Statoil has awarded Ocean Installer a contract for marine operations on the Askeladd project in the Barents Sea.Ocean Installer said that the contract is significant in size and will further increase its operations in the Barents Sea.“The Askeladd award, together with the earlier Johan Castberg Award, will give us specific and unique experience in the far north region, which is expected to be a major growth area in coming years,” says Steinar Riise – Ocean Installer CEO.The Askeladd development will consist of three wells in two new subsea templates which are designed for adding any future wells. Infrastructure for tying the Askeladd development to the existing Snøhvit field installation will also be installed.Askeladd is located 35 kilometers South-West of the Snøhvit field and 175 kilometers from the LNG plant at Melkøya. The water depth is approximately 240 -330 meters.Ocean Installer will be involved with Askeladd throughout the entire development phase, until the field is hooked up to Snøhvit in 2020, with offshore operations planned for the summer seasons of 2019 and 2020.The project will be managed from Ocean Installer’s Stavanger office and will start immediately.

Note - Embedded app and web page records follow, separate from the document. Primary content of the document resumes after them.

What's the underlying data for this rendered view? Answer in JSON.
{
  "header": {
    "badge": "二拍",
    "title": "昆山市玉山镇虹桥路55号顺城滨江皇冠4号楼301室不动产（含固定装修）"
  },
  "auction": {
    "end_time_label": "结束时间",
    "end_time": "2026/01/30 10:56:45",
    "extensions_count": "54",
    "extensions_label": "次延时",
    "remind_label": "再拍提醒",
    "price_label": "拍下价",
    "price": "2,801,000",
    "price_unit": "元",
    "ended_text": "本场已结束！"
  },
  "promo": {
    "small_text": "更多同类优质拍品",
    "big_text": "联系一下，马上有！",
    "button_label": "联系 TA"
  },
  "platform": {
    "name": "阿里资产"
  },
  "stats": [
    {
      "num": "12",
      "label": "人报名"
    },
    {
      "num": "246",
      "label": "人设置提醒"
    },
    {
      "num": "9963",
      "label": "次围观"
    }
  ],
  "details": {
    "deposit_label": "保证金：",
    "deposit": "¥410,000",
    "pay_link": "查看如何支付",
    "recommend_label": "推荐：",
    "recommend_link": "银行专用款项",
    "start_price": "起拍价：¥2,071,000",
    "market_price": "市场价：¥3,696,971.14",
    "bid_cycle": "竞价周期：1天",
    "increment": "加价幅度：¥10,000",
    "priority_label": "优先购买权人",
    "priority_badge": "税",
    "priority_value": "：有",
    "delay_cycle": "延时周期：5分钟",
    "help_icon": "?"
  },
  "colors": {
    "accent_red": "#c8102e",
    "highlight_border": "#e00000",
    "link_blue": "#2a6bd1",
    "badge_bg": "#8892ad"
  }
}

16 Views no discussions LocalNews Government to work with village councils ahead of the projected 2011 active hurricane season by: – May 13, 2011 Tweet Share Sharing is caring! Share Share The Roosevelt Skerrit government will be engaging village council’s members around the island in an effort to prepare for the upcoming hurricane season which begins in June and stretches until November.Prime Minister Roosevelt Skerrit told a town hall meeting here recently, that government needs the assistance of the village councils in securing the vulnerable in the event of any major disaster.The forecast is that we may have a very active hurricane season and we have to start to prepare for it now. Each one of us must play our part to prepare for it. Over the next few weeks we will be engaging the village councils and groups in various parts of Dominica to get them to appreciate the need to start preparing for the hurricane season,” he said.Skerrit said citizens must ensure that the drains, ravines and culverts are not blocked so water could move freely.“We have to ensure that the overhanging tress which may pose ganger to homes and property are trimmed. If a tree is posing danger and threat to lives and property, we have to assist,” he said.Forecasters predict a busy season this year.Dominica Vibes News
The Batesville Bulldogs sweep The South Ripley Raiders in Varsity Baseball Play.Bulldogs vs. South Ripley Game 1 (5-3)Bulldogs vs. South Ripley Game 2 (5-3)Batesville Varsity’s next game Monday Night (5-5) against rival Greensburg High School.Game time at 5:30pm at Liberty Park – Bryan Hoeing has the mound.Batesville 9-3 on season.Submitted by Batesville Coach Alex Davis.